* _WHAT THE TASK REQUIRES_: Which lines have the string "kids"? Copy all of them from the entries below.
EXERCISE DATA: Begin
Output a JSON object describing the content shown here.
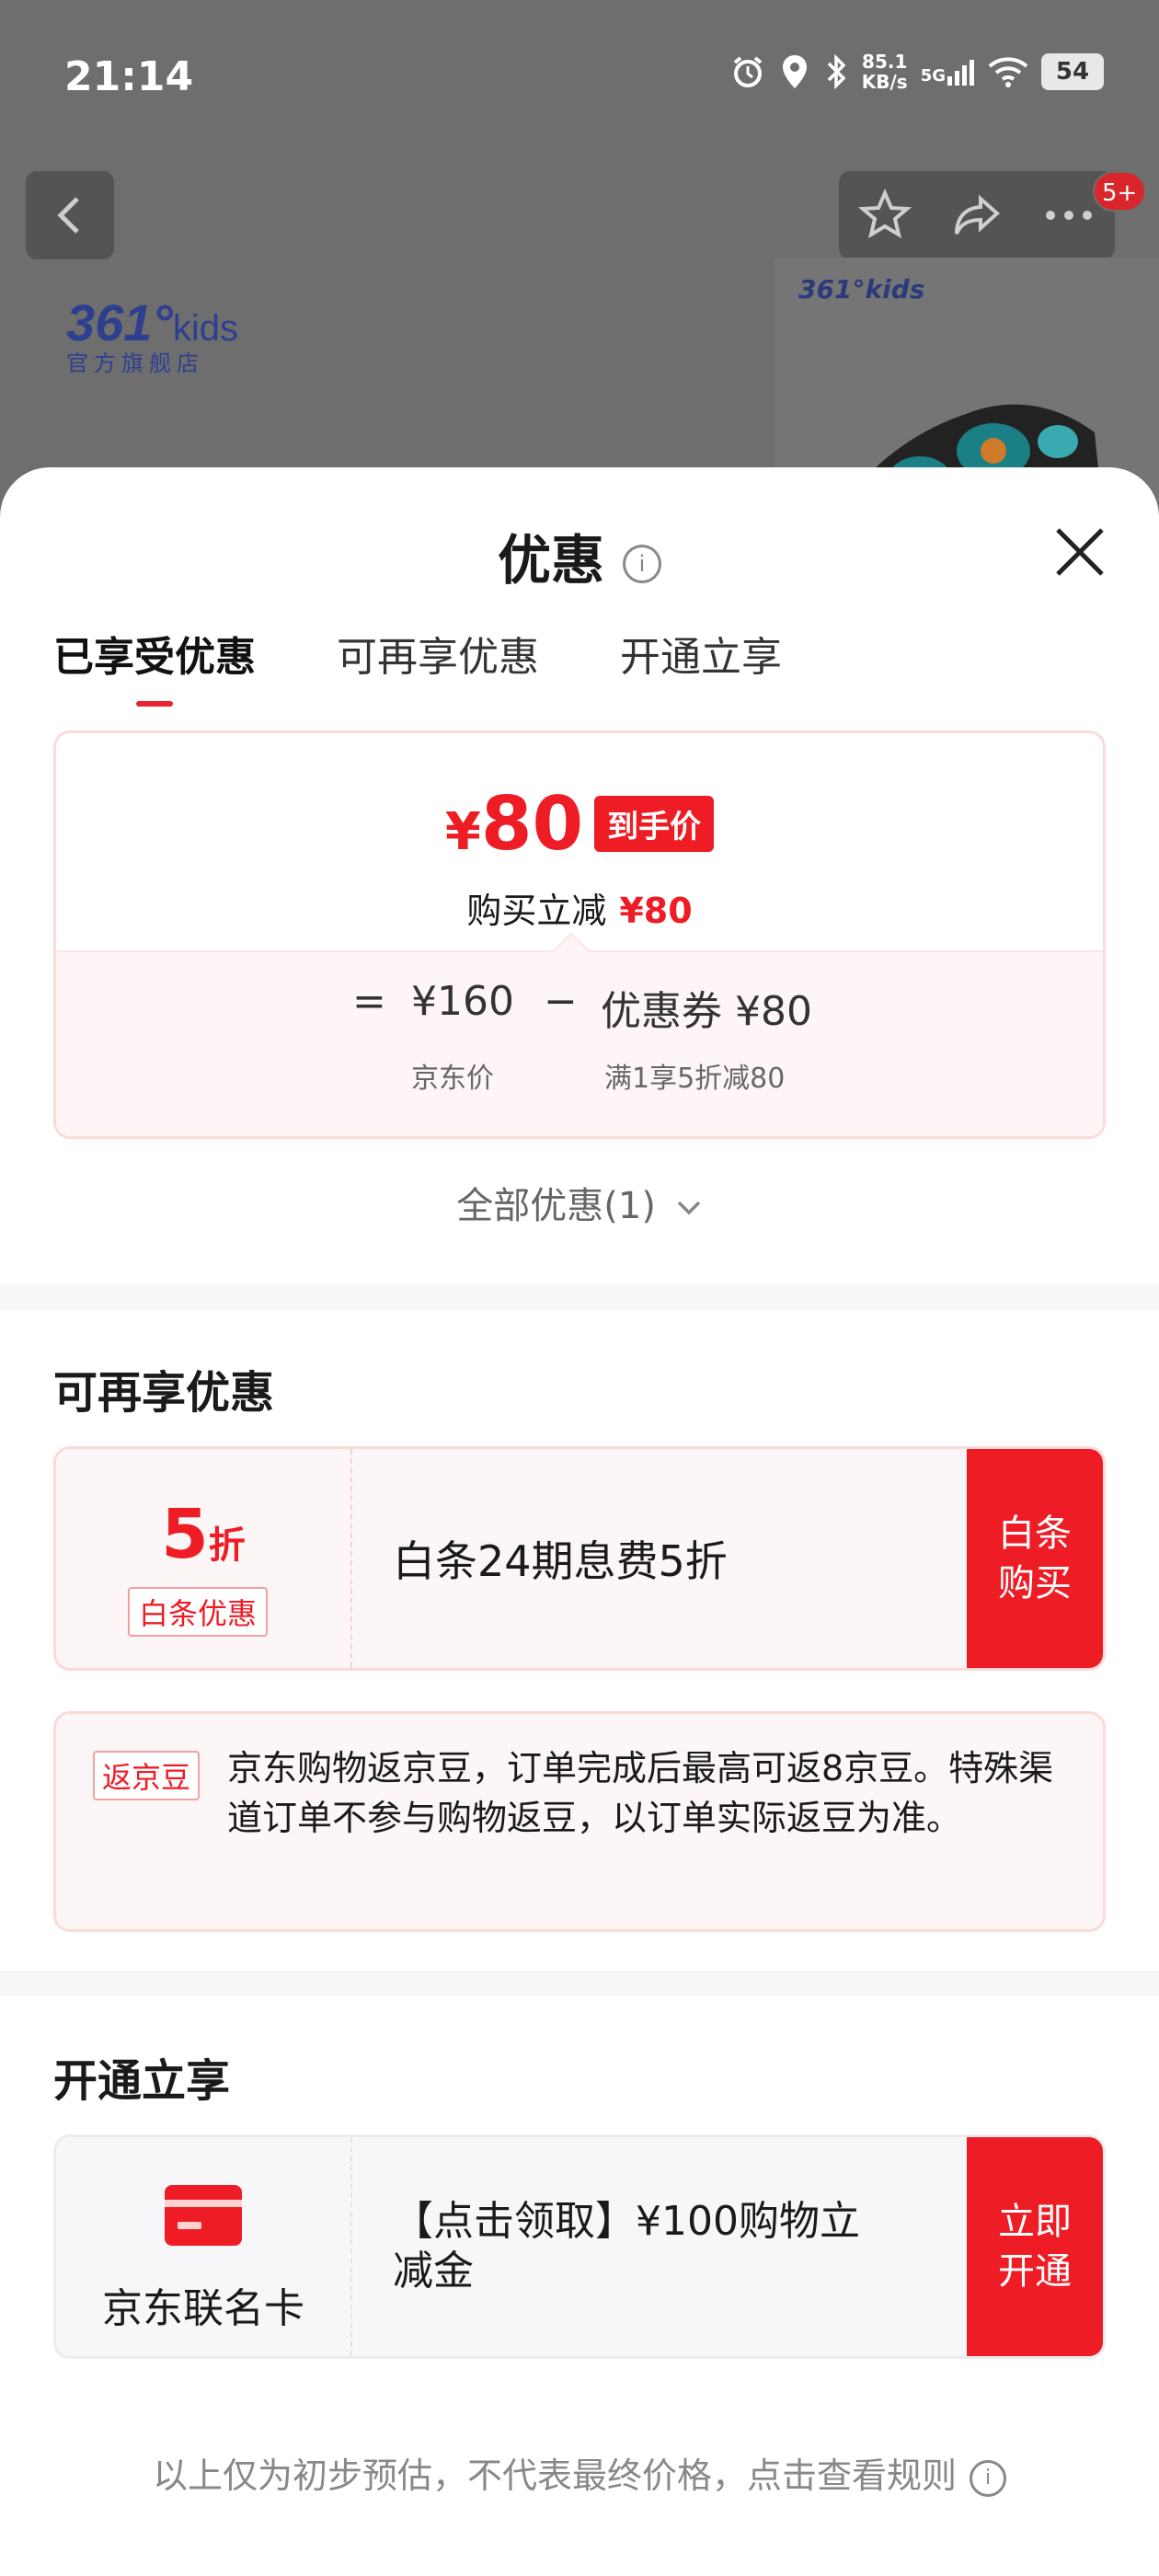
{
  "status": {
    "time": "21:14",
    "net_speed_top": "85.1",
    "net_speed_bottom": "KB/s",
    "network": "5G",
    "battery": "54"
  },
  "background": {
    "badge": "5+",
    "brand_number": "361°",
    "brand_kids": "kids",
    "brand_sub": "官方旗舰店",
    "product_logo": "361°kids"
  },
  "sheet": {
    "title": "优惠",
    "tabs": [
      {
        "label": "已享受优惠"
      },
      {
        "label": "可再享优惠"
      },
      {
        "label": "开通立享"
      }
    ],
    "summary": {
      "currency": "¥",
      "final_price": "80",
      "final_tag": "到手价",
      "reduce_label": "购买立减",
      "reduce_amount": "¥80",
      "eq": "=",
      "jd_price": "¥160",
      "minus": "−",
      "coupon": "优惠券 ¥80",
      "jd_price_label": "京东价",
      "coupon_rule": "满1享5折减80"
    },
    "all_discounts": "全部优惠(1)",
    "more_section": {
      "title": "可再享优惠",
      "baitiao": {
        "discount": "5",
        "unit": "折",
        "tag": "白条优惠",
        "desc": "白条24期息费5折",
        "btn_line1": "白条",
        "btn_line2": "购买"
      },
      "bean": {
        "tag": "返京豆",
        "text": "京东购物返京豆，订单完成后最高可返8京豆。特殊渠道订单不参与购物返豆，以订单实际返豆为准。"
      }
    },
    "open_section": {
      "title": "开通立享",
      "card_name": "京东联名卡",
      "desc": "【点击领取】¥100购物立减金",
      "btn_line1": "立即",
      "btn_line2": "开通"
    },
    "footer": "以上仅为初步预估，不代表最终价格，点击查看规则"
  }
}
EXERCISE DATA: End
* _WRITTEN ANSWER_:
    "brand_kids": "kids",
    "product_logo": "361°kids"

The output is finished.